Problem:
Output the full listing below exactly, without the pictures.

Records shown:
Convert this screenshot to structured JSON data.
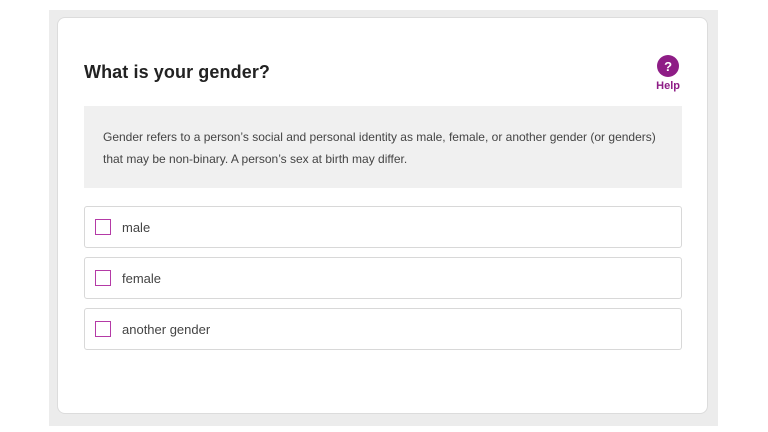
{
  "question": {
    "title": "What is your gender?",
    "description": "Gender refers to a person’s social and personal identity as male, female, or another gender (or genders) that may be non-binary. A person’s sex at birth may differ."
  },
  "help": {
    "icon_glyph": "?",
    "label": "Help",
    "icon": "help-circle-icon"
  },
  "options": [
    {
      "label": "male",
      "checked": false
    },
    {
      "label": "female",
      "checked": false
    },
    {
      "label": "another gender",
      "checked": false
    }
  ],
  "colors": {
    "accent": "#8e1d86",
    "checkbox_border": "#b43aa6",
    "description_bg": "#f0f0f0"
  }
}
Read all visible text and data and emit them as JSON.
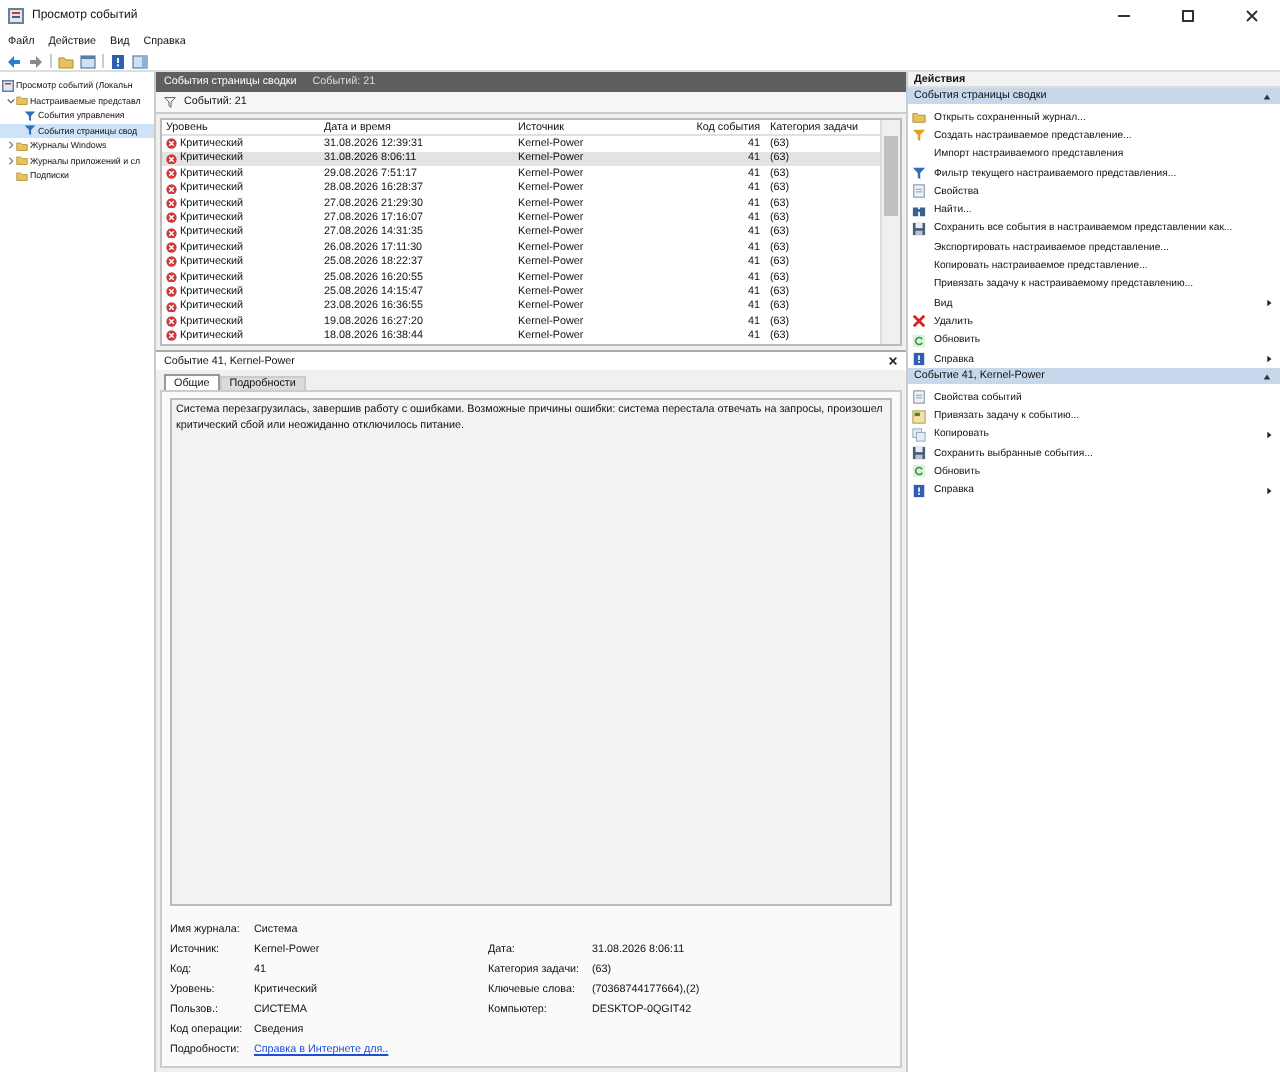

Response area:
Convert this screenshot to structured JSON data.
{
  "question": {
    "title": "What is your gender?",
    "description": "Gender refers to a person’s social and personal identity as male, female, or another gender (or genders) that may be non-binary. A person’s sex at birth may differ."
  },
  "help": {
    "icon_glyph": "?",
    "label": "Help",
    "icon": "help-circle-icon"
  },
  "options": [
    {
      "label": "male",
      "checked": false
    },
    {
      "label": "female",
      "checked": false
    },
    {
      "label": "another gender",
      "checked": false
    }
  ],
  "colors": {
    "accent": "#8e1d86",
    "checkbox_border": "#b43aa6",
    "description_bg": "#f0f0f0"
  }
}
Read all visible text and data and emit them as JSON.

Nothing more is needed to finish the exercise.